* What this task involves
Find and copy each line of the data that includes "Hospice".

BEGIN

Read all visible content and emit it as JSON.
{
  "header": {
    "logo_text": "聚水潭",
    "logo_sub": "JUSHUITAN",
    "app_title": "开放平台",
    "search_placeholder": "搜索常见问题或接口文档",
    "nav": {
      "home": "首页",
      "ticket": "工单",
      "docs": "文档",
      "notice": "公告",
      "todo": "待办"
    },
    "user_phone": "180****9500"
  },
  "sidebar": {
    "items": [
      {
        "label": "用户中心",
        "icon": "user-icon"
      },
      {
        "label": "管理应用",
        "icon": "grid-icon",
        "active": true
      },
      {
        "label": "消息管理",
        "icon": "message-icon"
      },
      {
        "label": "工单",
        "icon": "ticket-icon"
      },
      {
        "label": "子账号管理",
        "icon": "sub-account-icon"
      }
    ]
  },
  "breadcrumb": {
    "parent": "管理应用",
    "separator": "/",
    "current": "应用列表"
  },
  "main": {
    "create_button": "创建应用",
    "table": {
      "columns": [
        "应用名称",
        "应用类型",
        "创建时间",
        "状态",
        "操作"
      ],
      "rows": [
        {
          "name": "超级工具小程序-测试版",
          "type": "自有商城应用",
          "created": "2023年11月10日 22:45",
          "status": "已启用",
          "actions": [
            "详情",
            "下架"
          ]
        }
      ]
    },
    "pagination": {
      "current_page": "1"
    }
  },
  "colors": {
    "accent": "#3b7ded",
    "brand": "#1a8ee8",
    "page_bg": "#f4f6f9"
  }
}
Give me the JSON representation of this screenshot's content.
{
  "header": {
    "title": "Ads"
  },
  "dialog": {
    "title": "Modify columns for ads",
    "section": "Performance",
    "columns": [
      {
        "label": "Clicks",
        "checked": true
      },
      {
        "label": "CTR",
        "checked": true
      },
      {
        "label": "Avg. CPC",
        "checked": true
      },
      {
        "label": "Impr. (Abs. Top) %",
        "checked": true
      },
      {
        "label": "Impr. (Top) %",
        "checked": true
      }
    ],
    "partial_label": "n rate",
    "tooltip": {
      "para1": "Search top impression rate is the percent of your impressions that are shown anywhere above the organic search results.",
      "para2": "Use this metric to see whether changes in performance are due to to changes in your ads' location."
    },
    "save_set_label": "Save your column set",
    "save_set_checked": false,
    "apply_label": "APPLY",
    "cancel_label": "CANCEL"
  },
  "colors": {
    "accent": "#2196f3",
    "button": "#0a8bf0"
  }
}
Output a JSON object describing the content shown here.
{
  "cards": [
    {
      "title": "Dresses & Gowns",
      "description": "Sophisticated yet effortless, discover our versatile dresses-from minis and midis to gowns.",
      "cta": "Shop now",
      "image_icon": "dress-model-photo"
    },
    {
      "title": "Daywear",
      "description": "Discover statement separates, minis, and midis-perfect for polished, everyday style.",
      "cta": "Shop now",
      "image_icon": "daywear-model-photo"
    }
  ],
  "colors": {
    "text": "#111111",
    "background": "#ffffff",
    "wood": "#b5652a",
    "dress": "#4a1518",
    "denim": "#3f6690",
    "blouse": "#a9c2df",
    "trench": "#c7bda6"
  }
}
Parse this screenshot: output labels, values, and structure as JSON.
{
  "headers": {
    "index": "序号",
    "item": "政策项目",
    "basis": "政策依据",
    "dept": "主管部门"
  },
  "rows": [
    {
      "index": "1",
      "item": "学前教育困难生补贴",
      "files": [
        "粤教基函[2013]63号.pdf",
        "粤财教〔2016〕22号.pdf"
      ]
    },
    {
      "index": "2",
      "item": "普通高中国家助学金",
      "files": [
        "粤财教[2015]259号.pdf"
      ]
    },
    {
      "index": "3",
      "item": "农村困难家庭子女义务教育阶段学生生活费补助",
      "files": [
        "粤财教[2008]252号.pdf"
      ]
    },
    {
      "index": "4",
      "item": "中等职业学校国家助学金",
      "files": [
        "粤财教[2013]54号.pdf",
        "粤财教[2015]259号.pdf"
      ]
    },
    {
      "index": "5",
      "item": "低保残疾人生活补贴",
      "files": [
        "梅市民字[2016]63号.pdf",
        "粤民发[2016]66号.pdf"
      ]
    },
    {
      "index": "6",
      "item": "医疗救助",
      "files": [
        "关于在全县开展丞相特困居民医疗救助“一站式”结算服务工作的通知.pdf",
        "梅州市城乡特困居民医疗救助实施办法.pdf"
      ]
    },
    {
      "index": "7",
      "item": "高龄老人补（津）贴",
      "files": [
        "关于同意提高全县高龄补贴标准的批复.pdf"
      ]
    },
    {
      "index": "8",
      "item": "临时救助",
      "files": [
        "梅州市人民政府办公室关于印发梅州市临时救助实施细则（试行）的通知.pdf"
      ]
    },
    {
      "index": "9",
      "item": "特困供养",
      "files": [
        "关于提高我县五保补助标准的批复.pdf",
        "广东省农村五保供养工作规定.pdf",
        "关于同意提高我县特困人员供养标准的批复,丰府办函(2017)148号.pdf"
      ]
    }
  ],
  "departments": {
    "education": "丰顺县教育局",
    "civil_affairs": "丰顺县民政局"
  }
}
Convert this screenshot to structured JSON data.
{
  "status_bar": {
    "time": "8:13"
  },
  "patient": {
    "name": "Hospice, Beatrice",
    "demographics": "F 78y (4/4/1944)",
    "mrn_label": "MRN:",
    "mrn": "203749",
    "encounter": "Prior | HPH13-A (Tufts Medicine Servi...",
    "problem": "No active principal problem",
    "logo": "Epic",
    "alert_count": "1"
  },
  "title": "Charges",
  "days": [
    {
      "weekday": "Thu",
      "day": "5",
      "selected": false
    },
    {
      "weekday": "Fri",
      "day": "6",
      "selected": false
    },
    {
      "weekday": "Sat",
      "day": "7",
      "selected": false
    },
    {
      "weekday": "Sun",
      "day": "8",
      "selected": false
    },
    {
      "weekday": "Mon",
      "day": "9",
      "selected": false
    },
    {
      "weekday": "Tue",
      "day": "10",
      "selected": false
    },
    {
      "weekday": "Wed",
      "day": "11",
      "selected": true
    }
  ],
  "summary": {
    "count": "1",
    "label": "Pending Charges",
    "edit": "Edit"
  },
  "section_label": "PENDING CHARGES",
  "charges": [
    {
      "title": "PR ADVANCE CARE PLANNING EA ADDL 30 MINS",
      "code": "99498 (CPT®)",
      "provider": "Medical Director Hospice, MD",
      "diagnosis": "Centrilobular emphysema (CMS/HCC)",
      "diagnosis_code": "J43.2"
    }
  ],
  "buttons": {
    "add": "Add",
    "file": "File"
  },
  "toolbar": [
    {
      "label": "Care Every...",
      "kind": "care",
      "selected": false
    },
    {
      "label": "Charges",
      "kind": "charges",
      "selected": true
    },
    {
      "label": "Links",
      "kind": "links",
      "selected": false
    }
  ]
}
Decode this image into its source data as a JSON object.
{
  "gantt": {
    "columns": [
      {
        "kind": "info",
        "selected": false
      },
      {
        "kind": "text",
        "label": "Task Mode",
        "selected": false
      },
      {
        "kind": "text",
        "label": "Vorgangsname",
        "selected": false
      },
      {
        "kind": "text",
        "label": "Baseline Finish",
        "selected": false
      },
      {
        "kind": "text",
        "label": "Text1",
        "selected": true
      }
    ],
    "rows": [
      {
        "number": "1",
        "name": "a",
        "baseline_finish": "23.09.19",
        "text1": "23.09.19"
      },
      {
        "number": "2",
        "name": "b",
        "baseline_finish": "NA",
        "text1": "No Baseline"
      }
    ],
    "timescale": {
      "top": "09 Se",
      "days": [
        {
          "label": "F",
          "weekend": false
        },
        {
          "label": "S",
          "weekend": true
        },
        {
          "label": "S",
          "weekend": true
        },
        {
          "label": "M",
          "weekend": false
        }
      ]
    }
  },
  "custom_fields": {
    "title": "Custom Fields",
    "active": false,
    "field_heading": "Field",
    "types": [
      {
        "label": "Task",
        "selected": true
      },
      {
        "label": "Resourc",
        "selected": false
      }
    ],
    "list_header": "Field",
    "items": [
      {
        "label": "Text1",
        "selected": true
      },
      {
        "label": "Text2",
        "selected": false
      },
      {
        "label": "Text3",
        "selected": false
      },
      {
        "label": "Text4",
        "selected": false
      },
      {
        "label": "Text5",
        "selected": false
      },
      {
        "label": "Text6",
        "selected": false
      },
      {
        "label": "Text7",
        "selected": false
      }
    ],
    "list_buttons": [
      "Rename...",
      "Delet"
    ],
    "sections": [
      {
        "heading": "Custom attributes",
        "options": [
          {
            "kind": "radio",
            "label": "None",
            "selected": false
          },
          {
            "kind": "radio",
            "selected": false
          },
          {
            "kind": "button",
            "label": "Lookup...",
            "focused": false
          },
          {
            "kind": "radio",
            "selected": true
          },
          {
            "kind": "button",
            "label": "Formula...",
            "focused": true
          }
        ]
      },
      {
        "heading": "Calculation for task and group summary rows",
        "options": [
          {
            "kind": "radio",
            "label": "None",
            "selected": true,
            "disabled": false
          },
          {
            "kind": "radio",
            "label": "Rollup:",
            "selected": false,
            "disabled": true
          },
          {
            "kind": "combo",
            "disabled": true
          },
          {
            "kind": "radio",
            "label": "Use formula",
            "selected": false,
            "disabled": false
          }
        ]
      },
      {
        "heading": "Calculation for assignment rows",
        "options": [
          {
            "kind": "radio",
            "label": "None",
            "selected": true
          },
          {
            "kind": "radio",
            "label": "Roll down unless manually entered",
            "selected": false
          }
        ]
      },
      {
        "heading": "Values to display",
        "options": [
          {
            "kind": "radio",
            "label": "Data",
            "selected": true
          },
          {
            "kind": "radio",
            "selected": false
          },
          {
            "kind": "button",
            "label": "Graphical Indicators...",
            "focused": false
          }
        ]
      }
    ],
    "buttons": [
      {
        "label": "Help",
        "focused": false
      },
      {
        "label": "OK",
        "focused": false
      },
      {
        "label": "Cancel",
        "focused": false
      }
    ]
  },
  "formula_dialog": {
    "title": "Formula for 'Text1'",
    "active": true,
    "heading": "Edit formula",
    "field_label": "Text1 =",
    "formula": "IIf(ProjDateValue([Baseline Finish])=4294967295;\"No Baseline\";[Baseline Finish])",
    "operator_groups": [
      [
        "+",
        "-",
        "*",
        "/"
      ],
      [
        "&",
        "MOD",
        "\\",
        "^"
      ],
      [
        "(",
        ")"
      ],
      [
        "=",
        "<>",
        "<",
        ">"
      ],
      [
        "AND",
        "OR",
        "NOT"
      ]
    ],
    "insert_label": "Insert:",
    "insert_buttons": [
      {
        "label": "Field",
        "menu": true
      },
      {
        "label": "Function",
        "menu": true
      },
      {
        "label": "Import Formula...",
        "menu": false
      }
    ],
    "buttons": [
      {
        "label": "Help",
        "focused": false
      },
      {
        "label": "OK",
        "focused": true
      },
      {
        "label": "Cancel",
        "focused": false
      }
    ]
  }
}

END

* Written answer
    "name": "Hospice, Beatrice",
      "provider": "Medical Director Hospice, MD",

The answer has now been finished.